## What you have to do
Print out each entry below exactly; do not carry over any image.

Start of Data for the task

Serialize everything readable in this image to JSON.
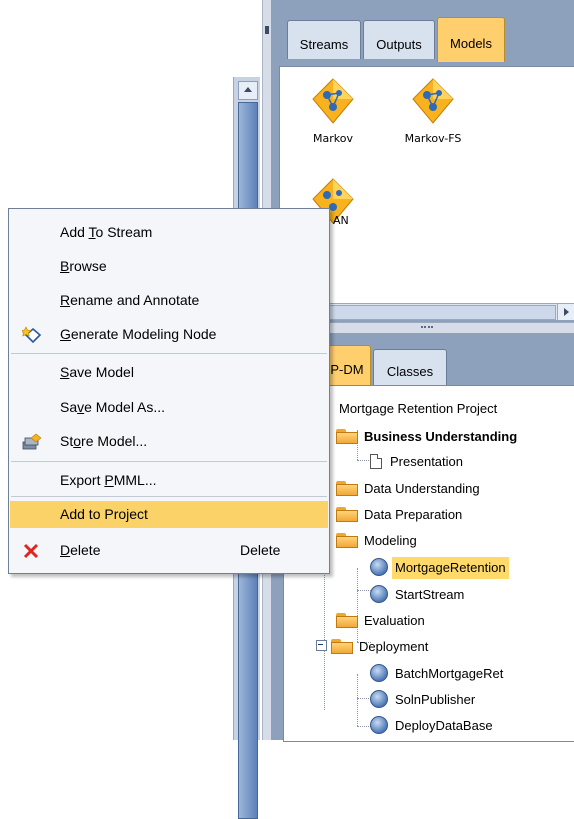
{
  "top_panel": {
    "tabs": [
      {
        "label": "Streams",
        "active": false
      },
      {
        "label": "Outputs",
        "active": false
      },
      {
        "label": "Models",
        "active": true
      }
    ],
    "models": [
      {
        "label": "Markov",
        "icon": "model-nugget-icon"
      },
      {
        "label": "Markov-FS",
        "icon": "model-nugget-icon"
      },
      {
        "label": "AN",
        "icon": "model-nugget-icon"
      }
    ]
  },
  "bottom_panel": {
    "tabs": [
      {
        "label": "P-DM",
        "active": true
      },
      {
        "label": "Classes",
        "active": false
      }
    ],
    "tree": {
      "root": "Mortgage Retention Project",
      "items": [
        {
          "label": "Business Understanding",
          "icon": "folder-icon",
          "bold": true
        },
        {
          "label": "Presentation",
          "icon": "document-icon"
        },
        {
          "label": "Data Understanding",
          "icon": "folder-icon"
        },
        {
          "label": "Data Preparation",
          "icon": "folder-icon"
        },
        {
          "label": "Modeling",
          "icon": "folder-icon"
        },
        {
          "label": "MortgageRetention",
          "icon": "stream-icon",
          "selected": true
        },
        {
          "label": "StartStream",
          "icon": "stream-icon"
        },
        {
          "label": "Evaluation",
          "icon": "folder-icon"
        },
        {
          "label": "Deployment",
          "icon": "folder-icon"
        },
        {
          "label": "BatchMortgageRet",
          "icon": "stream-icon"
        },
        {
          "label": "SolnPublisher",
          "icon": "stream-icon"
        },
        {
          "label": "DeployDataBase",
          "icon": "stream-icon"
        }
      ]
    }
  },
  "context_menu": {
    "items": [
      {
        "pre": "Add ",
        "ul": "T",
        "post": "o Stream"
      },
      {
        "pre": "",
        "ul": "B",
        "post": "rowse"
      },
      {
        "pre": "",
        "ul": "R",
        "post": "ename and Annotate"
      },
      {
        "pre": "",
        "ul": "G",
        "post": "enerate Modeling Node",
        "icon": "generate-node-icon"
      },
      {
        "pre": "",
        "ul": "S",
        "post": "ave Model"
      },
      {
        "pre": "Sa",
        "ul": "v",
        "post": "e Model As..."
      },
      {
        "pre": "St",
        "ul": "o",
        "post": "re Model...",
        "icon": "store-model-icon"
      },
      {
        "pre": "Export ",
        "ul": "P",
        "post": "MML..."
      },
      {
        "pre": "Add to Project",
        "ul": "",
        "post": "",
        "highlighted": true
      },
      {
        "pre": "",
        "ul": "D",
        "post": "elete",
        "shortcut": "Delete",
        "icon": "delete-x-icon"
      }
    ]
  },
  "colors": {
    "highlight": "#fbd267",
    "active_tab": "#ffcf6e",
    "panel_bg": "#8da0bc"
  }
}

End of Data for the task

## Written solution
Serialize everything readable in this image to JSON.
{
  "top_panel": {
    "tabs": [
      {
        "label": "Streams",
        "active": false
      },
      {
        "label": "Outputs",
        "active": false
      },
      {
        "label": "Models",
        "active": true
      }
    ],
    "models": [
      {
        "label": "Markov",
        "icon": "model-nugget-icon"
      },
      {
        "label": "Markov-FS",
        "icon": "model-nugget-icon"
      },
      {
        "label": "AN",
        "icon": "model-nugget-icon"
      }
    ]
  },
  "bottom_panel": {
    "tabs": [
      {
        "label": "P-DM",
        "active": true
      },
      {
        "label": "Classes",
        "active": false
      }
    ],
    "tree": {
      "root": "Mortgage Retention Project",
      "items": [
        {
          "label": "Business Understanding",
          "icon": "folder-icon",
          "bold": true
        },
        {
          "label": "Presentation",
          "icon": "document-icon"
        },
        {
          "label": "Data Understanding",
          "icon": "folder-icon"
        },
        {
          "label": "Data Preparation",
          "icon": "folder-icon"
        },
        {
          "label": "Modeling",
          "icon": "folder-icon"
        },
        {
          "label": "MortgageRetention",
          "icon": "stream-icon",
          "selected": true
        },
        {
          "label": "StartStream",
          "icon": "stream-icon"
        },
        {
          "label": "Evaluation",
          "icon": "folder-icon"
        },
        {
          "label": "Deployment",
          "icon": "folder-icon"
        },
        {
          "label": "BatchMortgageRet",
          "icon": "stream-icon"
        },
        {
          "label": "SolnPublisher",
          "icon": "stream-icon"
        },
        {
          "label": "DeployDataBase",
          "icon": "stream-icon"
        }
      ]
    }
  },
  "context_menu": {
    "items": [
      {
        "pre": "Add ",
        "ul": "T",
        "post": "o Stream"
      },
      {
        "pre": "",
        "ul": "B",
        "post": "rowse"
      },
      {
        "pre": "",
        "ul": "R",
        "post": "ename and Annotate"
      },
      {
        "pre": "",
        "ul": "G",
        "post": "enerate Modeling Node",
        "icon": "generate-node-icon"
      },
      {
        "pre": "",
        "ul": "S",
        "post": "ave Model"
      },
      {
        "pre": "Sa",
        "ul": "v",
        "post": "e Model As..."
      },
      {
        "pre": "St",
        "ul": "o",
        "post": "re Model...",
        "icon": "store-model-icon"
      },
      {
        "pre": "Export ",
        "ul": "P",
        "post": "MML..."
      },
      {
        "pre": "Add to Project",
        "ul": "",
        "post": "",
        "highlighted": true
      },
      {
        "pre": "",
        "ul": "D",
        "post": "elete",
        "shortcut": "Delete",
        "icon": "delete-x-icon"
      }
    ]
  },
  "colors": {
    "highlight": "#fbd267",
    "active_tab": "#ffcf6e",
    "panel_bg": "#8da0bc"
  }
}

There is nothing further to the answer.